* Task description *
Find the lines of the listing that contain the string "title", and return them.

····················

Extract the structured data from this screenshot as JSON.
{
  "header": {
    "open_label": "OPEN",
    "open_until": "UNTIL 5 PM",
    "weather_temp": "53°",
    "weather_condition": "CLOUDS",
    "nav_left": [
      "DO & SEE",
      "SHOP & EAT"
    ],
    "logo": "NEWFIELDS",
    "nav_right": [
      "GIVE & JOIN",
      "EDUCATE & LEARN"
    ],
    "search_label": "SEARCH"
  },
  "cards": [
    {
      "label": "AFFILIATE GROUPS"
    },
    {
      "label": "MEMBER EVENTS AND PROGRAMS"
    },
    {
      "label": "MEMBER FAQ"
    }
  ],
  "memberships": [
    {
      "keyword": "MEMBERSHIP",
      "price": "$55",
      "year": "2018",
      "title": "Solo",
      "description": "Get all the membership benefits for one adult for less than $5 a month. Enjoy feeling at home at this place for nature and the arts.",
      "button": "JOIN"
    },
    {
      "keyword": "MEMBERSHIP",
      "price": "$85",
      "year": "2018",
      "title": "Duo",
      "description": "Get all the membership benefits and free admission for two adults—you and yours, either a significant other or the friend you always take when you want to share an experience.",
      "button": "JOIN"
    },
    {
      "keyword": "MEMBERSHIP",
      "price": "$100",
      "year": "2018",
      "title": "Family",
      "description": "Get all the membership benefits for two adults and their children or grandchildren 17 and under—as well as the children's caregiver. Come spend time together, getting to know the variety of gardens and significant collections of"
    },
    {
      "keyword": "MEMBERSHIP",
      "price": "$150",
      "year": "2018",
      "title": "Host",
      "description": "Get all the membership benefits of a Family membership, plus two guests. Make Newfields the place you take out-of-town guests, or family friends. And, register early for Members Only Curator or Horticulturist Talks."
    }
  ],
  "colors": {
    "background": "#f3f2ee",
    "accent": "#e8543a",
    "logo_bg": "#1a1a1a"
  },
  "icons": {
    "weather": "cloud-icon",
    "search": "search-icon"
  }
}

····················

* Solution to this exercise *
      "title": "Solo",
      "title": "Duo",
      "title": "Family",
      "title": "Host",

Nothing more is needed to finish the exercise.